Q: Did you tell Jack McCabe that CPSD investigator Steve Intably might say something that was not true in order to get information?
A: No. I do not recall saying anything like that, and I was not even familiar with Steve Intably at that time.
Q: About how long was your telephone conversation with Jack McCabe that day?
A: I would estimate that the conversation lasted about five minutes or so.
Q: Did you have any other conversations with Jack McCabe regarding the CPSD investigation?
Q: Did you ever tell Jack McCabe that Davey should not speak with CPSD investigator Steve Intably?
Q: Did you ever tell Jack McCabe that Davey should limit the amount of information to be provided to the CPSD or in any way withhold information from the CPSD?

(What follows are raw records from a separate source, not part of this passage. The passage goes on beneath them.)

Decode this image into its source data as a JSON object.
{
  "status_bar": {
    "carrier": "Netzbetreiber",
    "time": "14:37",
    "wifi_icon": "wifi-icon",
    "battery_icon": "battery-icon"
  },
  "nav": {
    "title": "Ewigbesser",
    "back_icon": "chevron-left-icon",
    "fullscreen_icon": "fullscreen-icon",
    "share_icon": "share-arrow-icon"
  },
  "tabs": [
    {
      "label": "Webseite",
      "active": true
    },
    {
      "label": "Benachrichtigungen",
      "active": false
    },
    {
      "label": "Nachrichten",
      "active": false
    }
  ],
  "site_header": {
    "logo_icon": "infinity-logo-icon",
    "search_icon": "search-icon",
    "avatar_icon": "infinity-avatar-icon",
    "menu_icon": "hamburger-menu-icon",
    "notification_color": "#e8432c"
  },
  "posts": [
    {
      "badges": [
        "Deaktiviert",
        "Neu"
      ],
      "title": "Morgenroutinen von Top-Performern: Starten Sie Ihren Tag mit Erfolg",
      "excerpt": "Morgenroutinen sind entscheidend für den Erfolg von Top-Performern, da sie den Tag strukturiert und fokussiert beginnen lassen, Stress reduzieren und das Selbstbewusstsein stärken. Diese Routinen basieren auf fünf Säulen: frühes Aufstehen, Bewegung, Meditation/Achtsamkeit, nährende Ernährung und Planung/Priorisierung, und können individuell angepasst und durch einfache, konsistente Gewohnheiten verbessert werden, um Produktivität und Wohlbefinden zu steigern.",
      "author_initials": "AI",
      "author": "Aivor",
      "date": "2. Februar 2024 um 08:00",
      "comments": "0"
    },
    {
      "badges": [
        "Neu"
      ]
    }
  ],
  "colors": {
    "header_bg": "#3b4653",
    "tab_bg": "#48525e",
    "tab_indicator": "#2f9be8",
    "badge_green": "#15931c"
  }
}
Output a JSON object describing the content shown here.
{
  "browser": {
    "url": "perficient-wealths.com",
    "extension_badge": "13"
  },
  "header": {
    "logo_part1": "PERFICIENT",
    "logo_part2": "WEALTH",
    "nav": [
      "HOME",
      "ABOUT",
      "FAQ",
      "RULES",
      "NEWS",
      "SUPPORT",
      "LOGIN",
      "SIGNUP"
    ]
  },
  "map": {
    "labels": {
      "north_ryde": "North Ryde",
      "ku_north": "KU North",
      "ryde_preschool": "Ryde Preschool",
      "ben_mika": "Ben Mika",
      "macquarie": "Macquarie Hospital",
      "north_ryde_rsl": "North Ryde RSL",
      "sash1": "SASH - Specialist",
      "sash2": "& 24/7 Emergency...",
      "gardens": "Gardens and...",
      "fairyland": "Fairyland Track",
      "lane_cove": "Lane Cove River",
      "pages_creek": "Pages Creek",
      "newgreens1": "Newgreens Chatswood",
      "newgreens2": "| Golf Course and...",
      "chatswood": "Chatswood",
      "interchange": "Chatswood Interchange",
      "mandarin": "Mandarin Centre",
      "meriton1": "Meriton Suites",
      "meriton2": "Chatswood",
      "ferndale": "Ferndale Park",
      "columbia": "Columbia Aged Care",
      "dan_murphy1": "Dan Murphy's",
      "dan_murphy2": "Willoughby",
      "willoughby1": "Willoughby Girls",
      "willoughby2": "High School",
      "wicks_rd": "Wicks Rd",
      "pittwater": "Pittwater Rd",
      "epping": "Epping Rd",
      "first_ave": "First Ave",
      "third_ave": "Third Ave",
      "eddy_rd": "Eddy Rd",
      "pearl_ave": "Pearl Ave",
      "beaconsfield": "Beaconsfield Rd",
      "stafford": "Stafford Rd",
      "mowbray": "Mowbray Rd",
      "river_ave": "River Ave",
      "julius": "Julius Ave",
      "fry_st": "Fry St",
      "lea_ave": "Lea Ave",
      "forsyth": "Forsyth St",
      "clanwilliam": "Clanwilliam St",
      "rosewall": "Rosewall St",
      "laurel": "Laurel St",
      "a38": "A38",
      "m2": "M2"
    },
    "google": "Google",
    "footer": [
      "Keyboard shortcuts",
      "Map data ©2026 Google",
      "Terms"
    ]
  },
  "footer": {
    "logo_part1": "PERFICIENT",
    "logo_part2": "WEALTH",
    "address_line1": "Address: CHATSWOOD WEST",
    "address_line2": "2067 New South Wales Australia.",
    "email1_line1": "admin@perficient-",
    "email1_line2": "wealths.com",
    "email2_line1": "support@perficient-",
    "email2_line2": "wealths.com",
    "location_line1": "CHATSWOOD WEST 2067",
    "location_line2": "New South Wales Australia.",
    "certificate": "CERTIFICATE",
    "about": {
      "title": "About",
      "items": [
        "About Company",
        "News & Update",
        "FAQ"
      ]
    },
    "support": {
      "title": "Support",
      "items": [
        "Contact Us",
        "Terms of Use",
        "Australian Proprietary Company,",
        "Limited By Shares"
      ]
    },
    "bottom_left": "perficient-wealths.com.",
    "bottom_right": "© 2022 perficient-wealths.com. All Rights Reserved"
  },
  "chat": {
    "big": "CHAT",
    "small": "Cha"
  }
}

Q: Did you ever tell Jack McCabe that Davey should not cooperate with the CPSD?
Federal Reimbursement of Local Disaster Expenses

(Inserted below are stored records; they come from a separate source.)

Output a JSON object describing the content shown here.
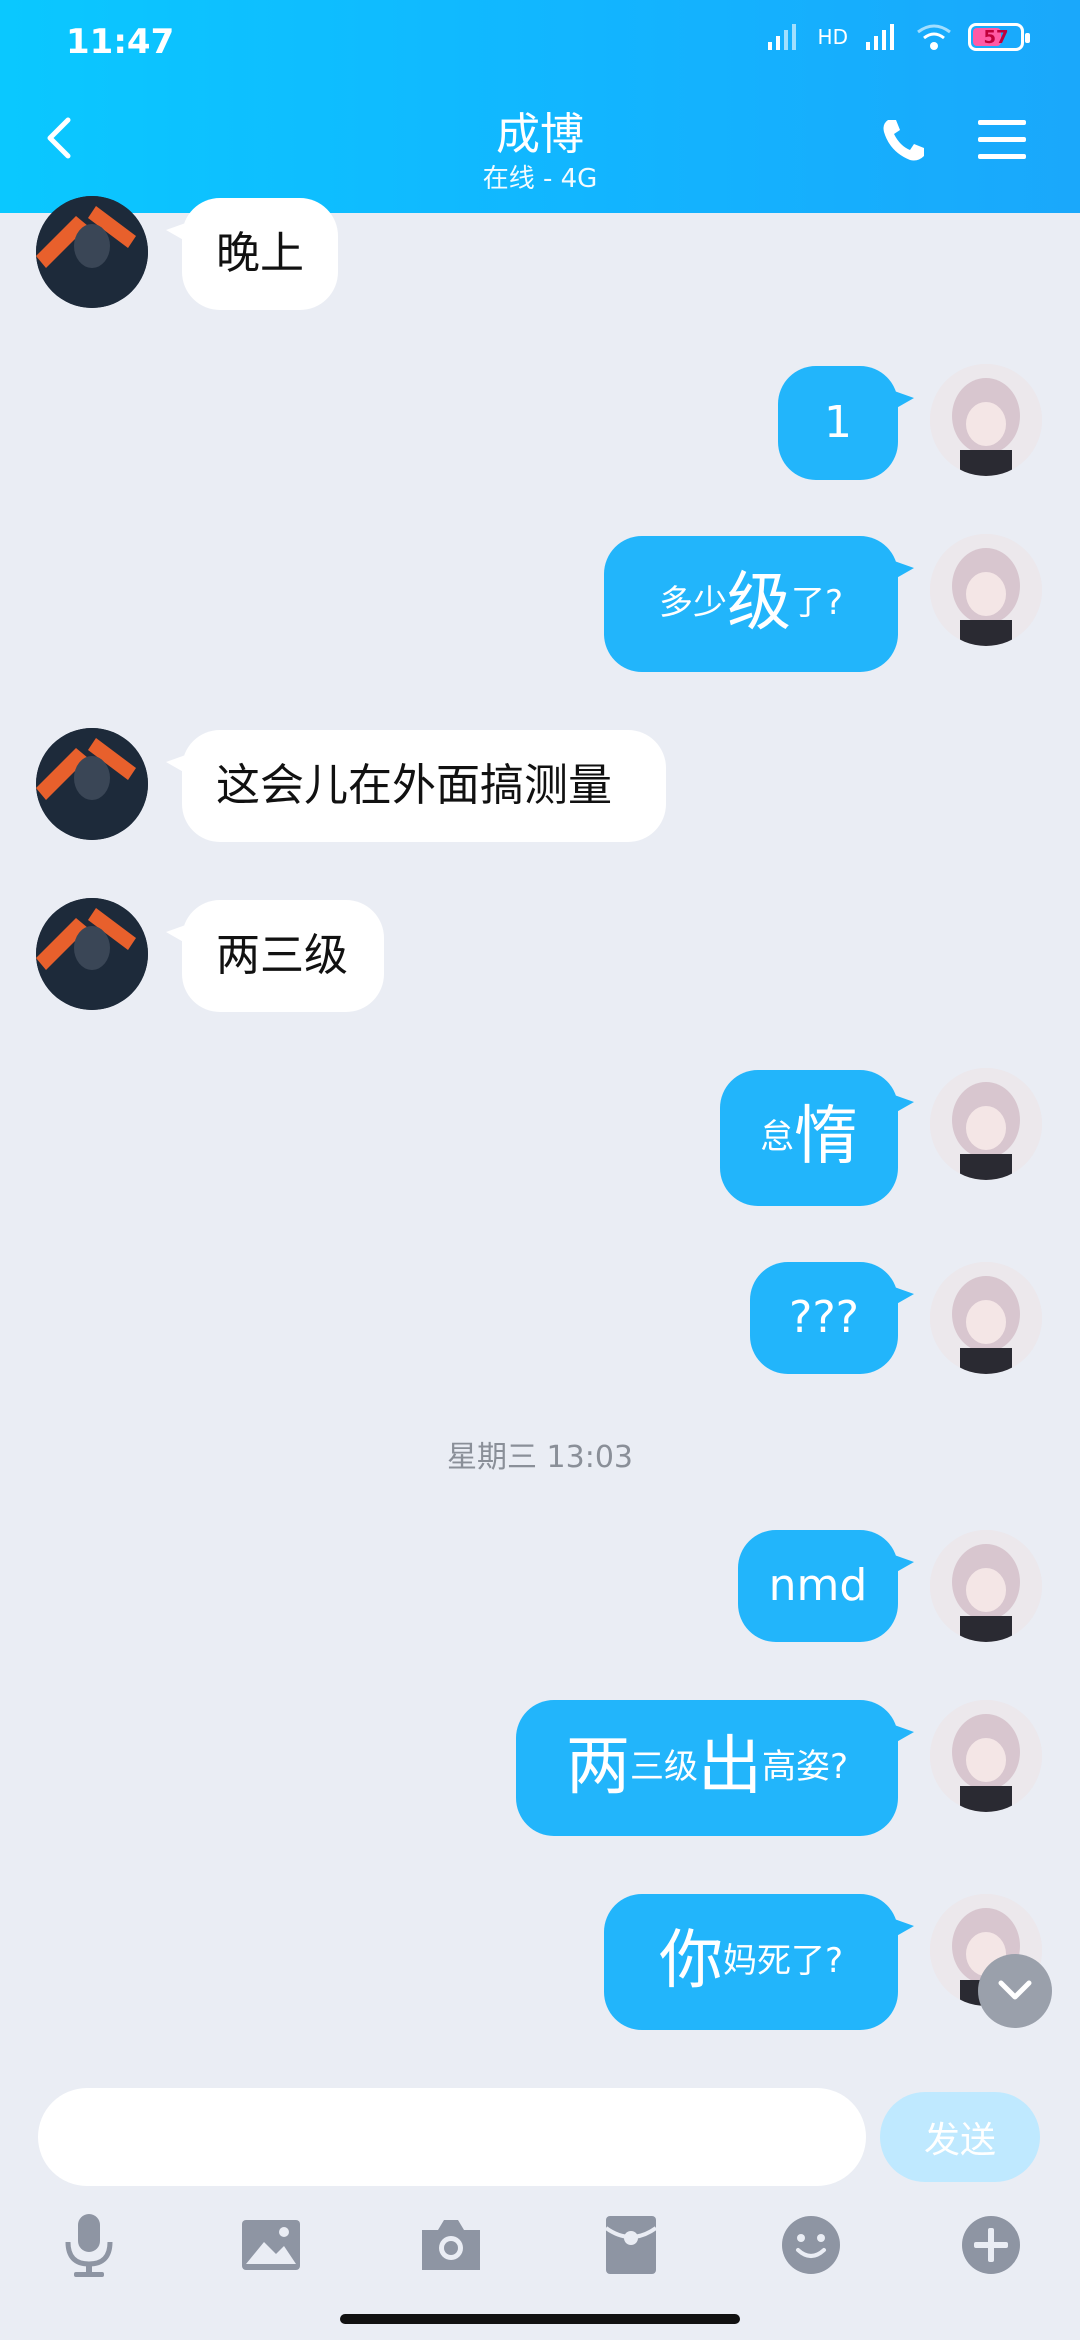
{
  "status_bar": {
    "time": "11:47",
    "network_label": "HD",
    "battery_level": "57"
  },
  "header": {
    "title": "成博",
    "subtitle": "在线 - 4G"
  },
  "messages": [
    {
      "side": "in",
      "text": "晚上"
    },
    {
      "side": "out",
      "text": "1"
    },
    {
      "side": "out",
      "parts": [
        "多少",
        "级",
        "了?"
      ]
    },
    {
      "side": "in",
      "text": "这会儿在外面搞测量"
    },
    {
      "side": "in",
      "text": "两三级"
    },
    {
      "side": "out",
      "parts": [
        "怠",
        "惰"
      ]
    },
    {
      "side": "out",
      "text": "???"
    },
    {
      "side": "out",
      "text": "nmd"
    },
    {
      "side": "out",
      "parts": [
        "两",
        "三级",
        "出",
        "高姿?"
      ]
    },
    {
      "side": "out",
      "parts": [
        "你",
        "妈死了?"
      ]
    }
  ],
  "timestamp": "星期三 13:03",
  "input": {
    "value": "",
    "send_label": "发送"
  },
  "icons": [
    "back-icon",
    "phone-icon",
    "menu-icon",
    "microphone-icon",
    "image-icon",
    "camera-icon",
    "red-packet-icon",
    "emoji-icon",
    "plus-icon",
    "chevron-down-icon"
  ]
}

Under the National Response Framework for handling a disaster complex of national importance, local resources are mobilized until there are none left to mobilize, then state and federal resources are tasked with assisting and relieving the exhausted local first responders.
Response is only part of the cycle of disaster preparedness. Before the response takes place, there are emergency plans to be made and at least some mitigation of risks by addressing hazards in the community before they become active disasters. After the response is over, there is the expense of recovery. This expense becomes more manageable when the local community is eligible for federal disaster assistance and reimbursement for local response costs.

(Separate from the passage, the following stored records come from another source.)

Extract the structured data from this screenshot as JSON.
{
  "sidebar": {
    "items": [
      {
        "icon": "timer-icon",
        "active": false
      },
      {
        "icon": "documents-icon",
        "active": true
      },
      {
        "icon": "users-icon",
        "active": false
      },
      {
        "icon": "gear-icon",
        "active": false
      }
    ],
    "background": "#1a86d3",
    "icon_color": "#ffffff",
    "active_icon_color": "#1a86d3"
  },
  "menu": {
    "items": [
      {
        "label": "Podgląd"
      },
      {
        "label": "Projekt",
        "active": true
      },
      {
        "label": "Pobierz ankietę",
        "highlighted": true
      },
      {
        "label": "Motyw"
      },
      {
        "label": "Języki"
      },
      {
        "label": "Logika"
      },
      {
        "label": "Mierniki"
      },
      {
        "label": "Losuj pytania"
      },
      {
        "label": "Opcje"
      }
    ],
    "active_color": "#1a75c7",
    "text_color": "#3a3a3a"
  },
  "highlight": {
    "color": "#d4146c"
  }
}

Federal disaster expense reimbursement is not available to communities that do not adhere to the standards for the National Incident Management System and Incident Command System (NIMS/ICS). Recently, several cleanup firms working after the 2007 wildfires were cited for not adhering to NIMS/ICS standards by failing to properly document costs and work done, leaving the City of San Diego on the hook for costs not reimbursed by FEMA.
So what happens to San Diego when there is another set of wildfires that have not been mitigated by putting SDG&E power lines underground?
According to SDG&E's Debra Reed and other investor-owned utilities in their 2009 application to CPUC for Wildfire Expense Balancing Accounts (WEBA), wildfires are a natural part of doing business as electricity providers. No WEBA testimony was provided on the advantages of putting power lines underground.
The WEBA application seeks wildfire cost reimbursement from ratepayers without apparent limit. WEBA will also be a collector of wildfire-related legal expenses, also to be eventually paid by ratepayers. There is no WEBA application distinction for those wildfire legal costs stemming from power company violations of applicable laws or regulations.
According to Section 2102 of the California Public Utilities Code, the CPUC shall have its attorney sue in Superior Court against any public utility that violates laws enforced in the state of California, for the purpose of collecting all fines and penalties resulting from the utility violations of law.
Since those fines are payed by law to the General Fund and this state is in a continuing fiscal crisis, the CPUC attorney ought to get busy. Otherwise, parents of school-age children can complain to the CPUC attorney about there being no state funds to keep class sizes small.